Directions
The records appear below. Copy each one exactly.

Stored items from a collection
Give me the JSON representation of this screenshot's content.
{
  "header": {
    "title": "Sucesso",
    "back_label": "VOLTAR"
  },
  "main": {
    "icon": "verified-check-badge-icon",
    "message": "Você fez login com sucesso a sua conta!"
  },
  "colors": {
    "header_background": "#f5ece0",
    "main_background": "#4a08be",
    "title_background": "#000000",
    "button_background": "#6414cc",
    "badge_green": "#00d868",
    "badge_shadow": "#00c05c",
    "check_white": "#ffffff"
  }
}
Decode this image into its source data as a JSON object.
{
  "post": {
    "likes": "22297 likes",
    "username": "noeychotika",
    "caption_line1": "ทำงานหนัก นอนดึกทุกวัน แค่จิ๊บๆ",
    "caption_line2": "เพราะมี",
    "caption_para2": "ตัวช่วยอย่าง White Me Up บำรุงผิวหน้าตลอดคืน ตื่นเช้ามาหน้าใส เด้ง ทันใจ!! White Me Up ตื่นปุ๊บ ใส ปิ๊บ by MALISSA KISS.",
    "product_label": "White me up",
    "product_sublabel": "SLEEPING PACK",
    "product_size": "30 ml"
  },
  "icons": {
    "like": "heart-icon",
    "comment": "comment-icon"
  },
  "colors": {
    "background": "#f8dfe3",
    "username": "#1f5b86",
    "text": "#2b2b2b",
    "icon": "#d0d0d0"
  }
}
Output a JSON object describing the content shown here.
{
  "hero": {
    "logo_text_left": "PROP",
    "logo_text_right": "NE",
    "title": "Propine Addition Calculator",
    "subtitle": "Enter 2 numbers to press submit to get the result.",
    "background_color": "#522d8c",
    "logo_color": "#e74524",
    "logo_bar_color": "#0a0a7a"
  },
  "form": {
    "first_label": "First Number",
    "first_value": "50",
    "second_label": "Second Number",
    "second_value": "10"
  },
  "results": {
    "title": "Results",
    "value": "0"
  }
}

Response below
Give me the JSON representation of this screenshot's content.
{
  "header": {
    "title": "Sucesso",
    "back_label": "VOLTAR"
  },
  "main": {
    "icon": "verified-check-badge-icon",
    "message": "Você fez login com sucesso a sua conta!"
  },
  "colors": {
    "header_background": "#f5ece0",
    "main_background": "#4a08be",
    "title_background": "#000000",
    "button_background": "#6414cc",
    "badge_green": "#00d868",
    "badge_shadow": "#00c05c",
    "check_white": "#ffffff"
  }
}
Decode this image into its source data as a JSON object.
{
  "post": {
    "likes": "22297 likes",
    "username": "noeychotika",
    "caption_line1": "ทำงานหนัก นอนดึกทุกวัน แค่จิ๊บๆ",
    "caption_line2": "เพราะมี",
    "caption_para2": "ตัวช่วยอย่าง White Me Up บำรุงผิวหน้าตลอดคืน ตื่นเช้ามาหน้าใส เด้ง ทันใจ!! White Me Up ตื่นปุ๊บ ใส ปิ๊บ by MALISSA KISS.",
    "product_label": "White me up",
    "product_sublabel": "SLEEPING PACK",
    "product_size": "30 ml"
  },
  "icons": {
    "like": "heart-icon",
    "comment": "comment-icon"
  },
  "colors": {
    "background": "#f8dfe3",
    "username": "#1f5b86",
    "text": "#2b2b2b",
    "icon": "#d0d0d0"
  }
}
Output a JSON object describing the content shown here.
{
  "hero": {
    "logo_text_left": "PROP",
    "logo_text_right": "NE",
    "title": "Propine Addition Calculator",
    "subtitle": "Enter 2 numbers to press submit to get the result.",
    "background_color": "#522d8c",
    "logo_color": "#e74524",
    "logo_bar_color": "#0a0a7a"
  },
  "form": {
    "first_label": "First Number",
    "first_value": "50",
    "second_label": "Second Number",
    "second_value": "10"
  },
  "results": {
    "title": "Results",
    "value": "0"
  }
}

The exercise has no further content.